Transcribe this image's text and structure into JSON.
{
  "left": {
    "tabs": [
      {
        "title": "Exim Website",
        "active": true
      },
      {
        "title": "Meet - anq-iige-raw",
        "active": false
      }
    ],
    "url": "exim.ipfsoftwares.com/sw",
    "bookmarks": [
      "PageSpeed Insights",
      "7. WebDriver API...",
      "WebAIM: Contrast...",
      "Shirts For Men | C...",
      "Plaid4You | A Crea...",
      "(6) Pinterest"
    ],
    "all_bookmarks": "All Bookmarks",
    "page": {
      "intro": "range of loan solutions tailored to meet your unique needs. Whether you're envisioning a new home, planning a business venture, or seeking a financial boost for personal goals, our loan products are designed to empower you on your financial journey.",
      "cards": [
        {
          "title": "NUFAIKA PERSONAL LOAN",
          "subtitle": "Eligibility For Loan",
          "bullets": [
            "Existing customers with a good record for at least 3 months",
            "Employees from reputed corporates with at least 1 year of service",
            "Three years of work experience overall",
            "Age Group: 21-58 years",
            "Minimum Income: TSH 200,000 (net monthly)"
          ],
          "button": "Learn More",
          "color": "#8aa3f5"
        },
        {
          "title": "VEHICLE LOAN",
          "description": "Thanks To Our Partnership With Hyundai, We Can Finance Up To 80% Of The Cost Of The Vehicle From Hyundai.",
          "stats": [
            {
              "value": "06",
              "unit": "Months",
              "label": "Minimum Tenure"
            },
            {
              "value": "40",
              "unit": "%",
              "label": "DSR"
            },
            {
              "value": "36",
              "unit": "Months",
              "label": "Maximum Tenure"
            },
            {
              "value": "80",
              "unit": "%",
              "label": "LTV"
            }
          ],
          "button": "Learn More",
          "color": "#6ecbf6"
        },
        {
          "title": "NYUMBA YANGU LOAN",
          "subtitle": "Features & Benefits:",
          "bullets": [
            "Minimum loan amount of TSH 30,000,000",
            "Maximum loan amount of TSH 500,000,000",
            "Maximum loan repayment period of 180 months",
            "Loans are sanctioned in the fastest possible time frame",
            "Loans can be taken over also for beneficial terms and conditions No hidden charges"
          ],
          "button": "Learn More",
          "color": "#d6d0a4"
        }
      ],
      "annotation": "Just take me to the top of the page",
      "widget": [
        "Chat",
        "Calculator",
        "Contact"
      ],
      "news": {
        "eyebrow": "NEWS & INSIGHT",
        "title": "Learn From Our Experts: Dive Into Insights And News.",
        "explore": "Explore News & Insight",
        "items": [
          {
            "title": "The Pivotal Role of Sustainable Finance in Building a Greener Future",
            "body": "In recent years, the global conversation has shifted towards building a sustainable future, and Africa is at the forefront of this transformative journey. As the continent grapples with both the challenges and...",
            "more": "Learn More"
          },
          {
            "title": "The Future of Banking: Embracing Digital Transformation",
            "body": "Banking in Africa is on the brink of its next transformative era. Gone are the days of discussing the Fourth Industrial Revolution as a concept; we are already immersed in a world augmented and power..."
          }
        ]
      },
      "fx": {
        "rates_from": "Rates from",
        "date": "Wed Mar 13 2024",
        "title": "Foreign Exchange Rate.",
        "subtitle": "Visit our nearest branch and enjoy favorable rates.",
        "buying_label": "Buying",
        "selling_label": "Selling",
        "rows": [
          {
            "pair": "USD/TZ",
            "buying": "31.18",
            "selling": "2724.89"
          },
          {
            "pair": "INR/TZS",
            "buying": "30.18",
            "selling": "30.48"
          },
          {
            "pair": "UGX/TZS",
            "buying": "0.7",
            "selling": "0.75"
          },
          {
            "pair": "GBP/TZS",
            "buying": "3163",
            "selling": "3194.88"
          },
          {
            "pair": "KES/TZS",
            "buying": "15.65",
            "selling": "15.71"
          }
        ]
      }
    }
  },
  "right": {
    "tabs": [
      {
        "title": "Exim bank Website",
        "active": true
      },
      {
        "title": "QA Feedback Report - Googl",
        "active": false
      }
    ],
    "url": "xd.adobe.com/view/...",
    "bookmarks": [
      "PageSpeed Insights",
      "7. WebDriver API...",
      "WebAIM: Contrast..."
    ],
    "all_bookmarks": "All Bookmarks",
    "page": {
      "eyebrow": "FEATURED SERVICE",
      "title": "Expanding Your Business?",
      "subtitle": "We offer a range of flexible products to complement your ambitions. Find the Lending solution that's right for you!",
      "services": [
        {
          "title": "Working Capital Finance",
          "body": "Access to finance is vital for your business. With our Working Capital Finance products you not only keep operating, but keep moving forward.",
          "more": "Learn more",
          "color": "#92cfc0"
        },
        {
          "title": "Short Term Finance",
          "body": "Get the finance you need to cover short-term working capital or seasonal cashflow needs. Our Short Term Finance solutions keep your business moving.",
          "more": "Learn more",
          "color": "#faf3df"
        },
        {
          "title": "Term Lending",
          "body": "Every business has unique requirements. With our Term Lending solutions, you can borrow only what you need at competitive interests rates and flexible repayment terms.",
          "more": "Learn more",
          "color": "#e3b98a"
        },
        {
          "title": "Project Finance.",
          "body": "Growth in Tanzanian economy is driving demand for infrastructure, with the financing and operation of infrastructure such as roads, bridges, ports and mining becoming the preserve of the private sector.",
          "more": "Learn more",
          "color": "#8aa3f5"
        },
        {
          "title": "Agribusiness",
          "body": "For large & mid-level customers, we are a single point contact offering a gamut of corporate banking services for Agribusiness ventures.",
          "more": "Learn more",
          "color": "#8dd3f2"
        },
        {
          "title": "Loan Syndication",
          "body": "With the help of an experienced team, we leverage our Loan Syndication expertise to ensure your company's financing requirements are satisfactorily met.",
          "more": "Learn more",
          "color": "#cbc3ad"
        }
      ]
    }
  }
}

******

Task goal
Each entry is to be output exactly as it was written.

Response to this exercise
Transcribe this image's text and structure into JSON.
{
  "left": {
    "tabs": [
      {
        "title": "Exim Website",
        "active": true
      },
      {
        "title": "Meet - anq-iige-raw",
        "active": false
      }
    ],
    "url": "exim.ipfsoftwares.com/sw",
    "bookmarks": [
      "PageSpeed Insights",
      "7. WebDriver API...",
      "WebAIM: Contrast...",
      "Shirts For Men | C...",
      "Plaid4You | A Crea...",
      "(6) Pinterest"
    ],
    "all_bookmarks": "All Bookmarks",
    "page": {
      "intro": "range of loan solutions tailored to meet your unique needs. Whether you're envisioning a new home, planning a business venture, or seeking a financial boost for personal goals, our loan products are designed to empower you on your financial journey.",
      "cards": [
        {
          "title": "NUFAIKA PERSONAL LOAN",
          "subtitle": "Eligibility For Loan",
          "bullets": [
            "Existing customers with a good record for at least 3 months",
            "Employees from reputed corporates with at least 1 year of service",
            "Three years of work experience overall",
            "Age Group: 21-58 years",
            "Minimum Income: TSH 200,000 (net monthly)"
          ],
          "button": "Learn More",
          "color": "#8aa3f5"
        },
        {
          "title": "VEHICLE LOAN",
          "description": "Thanks To Our Partnership With Hyundai, We Can Finance Up To 80% Of The Cost Of The Vehicle From Hyundai.",
          "stats": [
            {
              "value": "06",
              "unit": "Months",
              "label": "Minimum Tenure"
            },
            {
              "value": "40",
              "unit": "%",
              "label": "DSR"
            },
            {
              "value": "36",
              "unit": "Months",
              "label": "Maximum Tenure"
            },
            {
              "value": "80",
              "unit": "%",
              "label": "LTV"
            }
          ],
          "button": "Learn More",
          "color": "#6ecbf6"
        },
        {
          "title": "NYUMBA YANGU LOAN",
          "subtitle": "Features & Benefits:",
          "bullets": [
            "Minimum loan amount of TSH 30,000,000",
            "Maximum loan amount of TSH 500,000,000",
            "Maximum loan repayment period of 180 months",
            "Loans are sanctioned in the fastest possible time frame",
            "Loans can be taken over also for beneficial terms and conditions No hidden charges"
          ],
          "button": "Learn More",
          "color": "#d6d0a4"
        }
      ],
      "annotation": "Just take me to the top of the page",
      "widget": [
        "Chat",
        "Calculator",
        "Contact"
      ],
      "news": {
        "eyebrow": "NEWS & INSIGHT",
        "title": "Learn From Our Experts: Dive Into Insights And News.",
        "explore": "Explore News & Insight",
        "items": [
          {
            "title": "The Pivotal Role of Sustainable Finance in Building a Greener Future",
            "body": "In recent years, the global conversation has shifted towards building a sustainable future, and Africa is at the forefront of this transformative journey. As the continent grapples with both the challenges and...",
            "more": "Learn More"
          },
          {
            "title": "The Future of Banking: Embracing Digital Transformation",
            "body": "Banking in Africa is on the brink of its next transformative era. Gone are the days of discussing the Fourth Industrial Revolution as a concept; we are already immersed in a world augmented and power..."
          }
        ]
      },
      "fx": {
        "rates_from": "Rates from",
        "date": "Wed Mar 13 2024",
        "title": "Foreign Exchange Rate.",
        "subtitle": "Visit our nearest branch and enjoy favorable rates.",
        "buying_label": "Buying",
        "selling_label": "Selling",
        "rows": [
          {
            "pair": "USD/TZ",
            "buying": "31.18",
            "selling": "2724.89"
          },
          {
            "pair": "INR/TZS",
            "buying": "30.18",
            "selling": "30.48"
          },
          {
            "pair": "UGX/TZS",
            "buying": "0.7",
            "selling": "0.75"
          },
          {
            "pair": "GBP/TZS",
            "buying": "3163",
            "selling": "3194.88"
          },
          {
            "pair": "KES/TZS",
            "buying": "15.65",
            "selling": "15.71"
          }
        ]
      }
    }
  },
  "right": {
    "tabs": [
      {
        "title": "Exim bank Website",
        "active": true
      },
      {
        "title": "QA Feedback Report - Googl",
        "active": false
      }
    ],
    "url": "xd.adobe.com/view/...",
    "bookmarks": [
      "PageSpeed Insights",
      "7. WebDriver API...",
      "WebAIM: Contrast..."
    ],
    "all_bookmarks": "All Bookmarks",
    "page": {
      "eyebrow": "FEATURED SERVICE",
      "title": "Expanding Your Business?",
      "subtitle": "We offer a range of flexible products to complement your ambitions. Find the Lending solution that's right for you!",
      "services": [
        {
          "title": "Working Capital Finance",
          "body": "Access to finance is vital for your business. With our Working Capital Finance products you not only keep operating, but keep moving forward.",
          "more": "Learn more",
          "color": "#92cfc0"
        },
        {
          "title": "Short Term Finance",
          "body": "Get the finance you need to cover short-term working capital or seasonal cashflow needs. Our Short Term Finance solutions keep your business moving.",
          "more": "Learn more",
          "color": "#faf3df"
        },
        {
          "title": "Term Lending",
          "body": "Every business has unique requirements. With our Term Lending solutions, you can borrow only what you need at competitive interests rates and flexible repayment terms.",
          "more": "Learn more",
          "color": "#e3b98a"
        },
        {
          "title": "Project Finance.",
          "body": "Growth in Tanzanian economy is driving demand for infrastructure, with the financing and operation of infrastructure such as roads, bridges, ports and mining becoming the preserve of the private sector.",
          "more": "Learn more",
          "color": "#8aa3f5"
        },
        {
          "title": "Agribusiness",
          "body": "For large & mid-level customers, we are a single point contact offering a gamut of corporate banking services for Agribusiness ventures.",
          "more": "Learn more",
          "color": "#8dd3f2"
        },
        {
          "title": "Loan Syndication",
          "body": "With the help of an experienced team, we leverage our Loan Syndication expertise to ensure your company's financing requirements are satisfactorily met.",
          "more": "Learn more",
          "color": "#cbc3ad"
        }
      ]
    }
  }
}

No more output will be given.